**WORK ORDER**
Write out every record below exactly as it appears.

::::

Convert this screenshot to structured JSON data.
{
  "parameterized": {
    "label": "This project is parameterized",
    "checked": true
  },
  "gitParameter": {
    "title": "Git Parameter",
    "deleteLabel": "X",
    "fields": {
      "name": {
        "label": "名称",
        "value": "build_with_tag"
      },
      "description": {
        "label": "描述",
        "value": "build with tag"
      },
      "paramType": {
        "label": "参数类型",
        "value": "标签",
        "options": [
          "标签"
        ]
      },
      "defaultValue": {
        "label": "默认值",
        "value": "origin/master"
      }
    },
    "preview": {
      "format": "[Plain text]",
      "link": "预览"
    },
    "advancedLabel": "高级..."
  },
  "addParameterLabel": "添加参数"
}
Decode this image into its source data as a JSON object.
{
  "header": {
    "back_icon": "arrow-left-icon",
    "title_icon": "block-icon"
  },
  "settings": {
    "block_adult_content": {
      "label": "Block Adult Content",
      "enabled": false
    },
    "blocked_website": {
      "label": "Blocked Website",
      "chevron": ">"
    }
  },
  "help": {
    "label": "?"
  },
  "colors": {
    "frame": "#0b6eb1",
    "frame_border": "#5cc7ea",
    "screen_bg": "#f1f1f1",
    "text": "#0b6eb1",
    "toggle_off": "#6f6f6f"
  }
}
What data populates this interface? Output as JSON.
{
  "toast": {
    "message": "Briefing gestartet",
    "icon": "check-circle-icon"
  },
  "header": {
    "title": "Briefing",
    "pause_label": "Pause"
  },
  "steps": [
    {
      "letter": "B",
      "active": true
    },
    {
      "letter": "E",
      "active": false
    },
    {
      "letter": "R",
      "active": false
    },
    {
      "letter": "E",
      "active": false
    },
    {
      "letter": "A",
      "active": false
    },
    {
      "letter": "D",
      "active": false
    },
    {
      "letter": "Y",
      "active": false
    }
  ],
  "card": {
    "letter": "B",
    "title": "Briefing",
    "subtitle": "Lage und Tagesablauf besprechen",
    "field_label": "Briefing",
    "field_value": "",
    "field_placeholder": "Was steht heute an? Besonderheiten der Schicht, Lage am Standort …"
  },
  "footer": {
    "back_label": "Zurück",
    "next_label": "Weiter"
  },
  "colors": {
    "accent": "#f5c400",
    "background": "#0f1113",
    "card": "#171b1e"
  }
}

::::

**ANSWER TO THIS PROBLEM**
Convert this screenshot to structured JSON data.
{
  "parameterized": {
    "label": "This project is parameterized",
    "checked": true
  },
  "gitParameter": {
    "title": "Git Parameter",
    "deleteLabel": "X",
    "fields": {
      "name": {
        "label": "名称",
        "value": "build_with_tag"
      },
      "description": {
        "label": "描述",
        "value": "build with tag"
      },
      "paramType": {
        "label": "参数类型",
        "value": "标签",
        "options": [
          "标签"
        ]
      },
      "defaultValue": {
        "label": "默认值",
        "value": "origin/master"
      }
    },
    "preview": {
      "format": "[Plain text]",
      "link": "预览"
    },
    "advancedLabel": "高级..."
  },
  "addParameterLabel": "添加参数"
}
Decode this image into its source data as a JSON object.
{
  "header": {
    "back_icon": "arrow-left-icon",
    "title_icon": "block-icon"
  },
  "settings": {
    "block_adult_content": {
      "label": "Block Adult Content",
      "enabled": false
    },
    "blocked_website": {
      "label": "Blocked Website",
      "chevron": ">"
    }
  },
  "help": {
    "label": "?"
  },
  "colors": {
    "frame": "#0b6eb1",
    "frame_border": "#5cc7ea",
    "screen_bg": "#f1f1f1",
    "text": "#0b6eb1",
    "toggle_off": "#6f6f6f"
  }
}
What data populates this interface? Output as JSON.
{
  "toast": {
    "message": "Briefing gestartet",
    "icon": "check-circle-icon"
  },
  "header": {
    "title": "Briefing",
    "pause_label": "Pause"
  },
  "steps": [
    {
      "letter": "B",
      "active": true
    },
    {
      "letter": "E",
      "active": false
    },
    {
      "letter": "R",
      "active": false
    },
    {
      "letter": "E",
      "active": false
    },
    {
      "letter": "A",
      "active": false
    },
    {
      "letter": "D",
      "active": false
    },
    {
      "letter": "Y",
      "active": false
    }
  ],
  "card": {
    "letter": "B",
    "title": "Briefing",
    "subtitle": "Lage und Tagesablauf besprechen",
    "field_label": "Briefing",
    "field_value": "",
    "field_placeholder": "Was steht heute an? Besonderheiten der Schicht, Lage am Standort …"
  },
  "footer": {
    "back_label": "Zurück",
    "next_label": "Weiter"
  },
  "colors": {
    "accent": "#f5c400",
    "background": "#0f1113",
    "card": "#171b1e"
  }
}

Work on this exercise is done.